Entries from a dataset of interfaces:
◆ ◆ ◆

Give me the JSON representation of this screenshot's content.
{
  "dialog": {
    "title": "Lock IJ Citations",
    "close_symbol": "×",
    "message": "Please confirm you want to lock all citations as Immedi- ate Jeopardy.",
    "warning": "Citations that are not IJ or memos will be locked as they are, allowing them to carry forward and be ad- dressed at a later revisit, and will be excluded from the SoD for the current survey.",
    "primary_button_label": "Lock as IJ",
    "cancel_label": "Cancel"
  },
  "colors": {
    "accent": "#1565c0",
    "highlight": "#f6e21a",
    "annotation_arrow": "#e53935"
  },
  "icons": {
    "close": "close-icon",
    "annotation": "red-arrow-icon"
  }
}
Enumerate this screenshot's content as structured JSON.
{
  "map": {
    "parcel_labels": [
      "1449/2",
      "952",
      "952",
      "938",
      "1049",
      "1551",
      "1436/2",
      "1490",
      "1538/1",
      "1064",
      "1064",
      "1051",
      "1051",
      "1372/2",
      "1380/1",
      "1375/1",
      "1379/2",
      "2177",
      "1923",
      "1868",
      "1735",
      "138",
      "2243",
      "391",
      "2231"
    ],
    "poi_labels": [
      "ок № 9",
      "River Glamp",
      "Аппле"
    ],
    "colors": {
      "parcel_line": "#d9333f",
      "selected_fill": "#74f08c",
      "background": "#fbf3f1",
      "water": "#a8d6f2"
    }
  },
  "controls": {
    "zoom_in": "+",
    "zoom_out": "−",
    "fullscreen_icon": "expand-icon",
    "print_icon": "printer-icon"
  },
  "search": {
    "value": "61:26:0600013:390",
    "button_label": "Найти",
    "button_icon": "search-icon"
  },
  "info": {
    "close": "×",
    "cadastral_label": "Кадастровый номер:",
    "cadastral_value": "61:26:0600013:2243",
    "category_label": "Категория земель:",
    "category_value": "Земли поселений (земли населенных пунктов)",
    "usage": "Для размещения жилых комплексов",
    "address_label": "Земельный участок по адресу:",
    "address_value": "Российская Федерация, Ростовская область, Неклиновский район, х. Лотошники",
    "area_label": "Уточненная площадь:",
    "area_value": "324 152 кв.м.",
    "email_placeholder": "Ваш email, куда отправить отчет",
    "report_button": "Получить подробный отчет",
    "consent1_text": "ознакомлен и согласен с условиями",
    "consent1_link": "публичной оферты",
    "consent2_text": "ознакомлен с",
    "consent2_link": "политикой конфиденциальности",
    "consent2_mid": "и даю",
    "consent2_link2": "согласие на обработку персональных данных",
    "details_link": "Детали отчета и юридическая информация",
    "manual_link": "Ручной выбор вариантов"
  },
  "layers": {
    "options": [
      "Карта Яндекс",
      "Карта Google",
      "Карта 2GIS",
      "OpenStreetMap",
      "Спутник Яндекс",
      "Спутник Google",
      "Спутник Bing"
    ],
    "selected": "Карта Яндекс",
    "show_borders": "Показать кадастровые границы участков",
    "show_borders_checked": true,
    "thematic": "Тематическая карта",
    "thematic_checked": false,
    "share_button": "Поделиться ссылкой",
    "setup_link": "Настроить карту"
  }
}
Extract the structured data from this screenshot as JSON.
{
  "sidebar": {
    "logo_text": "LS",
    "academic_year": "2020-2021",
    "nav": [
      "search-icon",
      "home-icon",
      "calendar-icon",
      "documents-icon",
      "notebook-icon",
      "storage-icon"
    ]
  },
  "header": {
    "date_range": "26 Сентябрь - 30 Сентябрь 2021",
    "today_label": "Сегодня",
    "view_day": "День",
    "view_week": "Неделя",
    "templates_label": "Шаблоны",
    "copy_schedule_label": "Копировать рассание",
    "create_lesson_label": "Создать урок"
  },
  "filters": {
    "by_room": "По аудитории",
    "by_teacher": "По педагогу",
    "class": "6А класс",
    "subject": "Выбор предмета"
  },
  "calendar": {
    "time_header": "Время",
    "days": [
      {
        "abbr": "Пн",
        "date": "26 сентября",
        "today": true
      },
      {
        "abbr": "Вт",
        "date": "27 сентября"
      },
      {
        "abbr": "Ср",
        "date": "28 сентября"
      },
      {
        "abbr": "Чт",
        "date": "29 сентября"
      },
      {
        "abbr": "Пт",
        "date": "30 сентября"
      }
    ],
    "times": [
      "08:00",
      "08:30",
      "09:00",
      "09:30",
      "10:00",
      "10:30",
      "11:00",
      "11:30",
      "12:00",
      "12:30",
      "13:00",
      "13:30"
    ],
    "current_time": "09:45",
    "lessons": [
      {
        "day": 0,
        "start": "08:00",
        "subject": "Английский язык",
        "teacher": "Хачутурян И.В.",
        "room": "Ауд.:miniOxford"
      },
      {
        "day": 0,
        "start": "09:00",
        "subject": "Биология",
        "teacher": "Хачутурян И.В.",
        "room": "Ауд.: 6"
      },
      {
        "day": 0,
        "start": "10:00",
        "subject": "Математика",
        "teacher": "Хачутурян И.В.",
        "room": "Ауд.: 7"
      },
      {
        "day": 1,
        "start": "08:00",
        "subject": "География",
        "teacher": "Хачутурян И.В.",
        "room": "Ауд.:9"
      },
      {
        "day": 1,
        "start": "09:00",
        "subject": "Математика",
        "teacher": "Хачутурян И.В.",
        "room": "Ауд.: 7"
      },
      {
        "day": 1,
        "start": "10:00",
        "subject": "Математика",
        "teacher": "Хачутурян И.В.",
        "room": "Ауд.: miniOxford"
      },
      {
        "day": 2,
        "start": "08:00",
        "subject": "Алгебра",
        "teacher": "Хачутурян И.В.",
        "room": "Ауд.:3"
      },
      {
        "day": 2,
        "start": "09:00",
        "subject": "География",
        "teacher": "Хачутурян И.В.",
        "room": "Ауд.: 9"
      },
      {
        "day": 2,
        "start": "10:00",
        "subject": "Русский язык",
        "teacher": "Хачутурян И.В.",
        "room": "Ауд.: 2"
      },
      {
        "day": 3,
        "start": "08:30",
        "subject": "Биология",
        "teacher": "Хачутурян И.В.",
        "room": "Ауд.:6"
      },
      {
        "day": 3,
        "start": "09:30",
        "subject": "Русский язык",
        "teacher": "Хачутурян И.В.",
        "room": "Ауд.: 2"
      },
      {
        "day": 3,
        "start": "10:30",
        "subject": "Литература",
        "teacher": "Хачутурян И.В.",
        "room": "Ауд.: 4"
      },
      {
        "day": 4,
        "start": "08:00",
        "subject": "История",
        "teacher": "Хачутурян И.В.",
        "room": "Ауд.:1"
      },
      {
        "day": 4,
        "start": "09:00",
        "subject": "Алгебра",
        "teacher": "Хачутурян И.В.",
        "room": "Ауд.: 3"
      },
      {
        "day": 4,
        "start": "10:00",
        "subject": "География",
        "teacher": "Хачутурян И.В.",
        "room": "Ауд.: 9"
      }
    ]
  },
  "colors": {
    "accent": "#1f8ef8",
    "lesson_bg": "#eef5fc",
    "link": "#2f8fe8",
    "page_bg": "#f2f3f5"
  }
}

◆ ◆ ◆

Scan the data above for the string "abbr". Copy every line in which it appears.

        "abbr": "Пн",
        "abbr": "Вт",
        "abbr": "Ср",
        "abbr": "Чт",
        "abbr": "Пт",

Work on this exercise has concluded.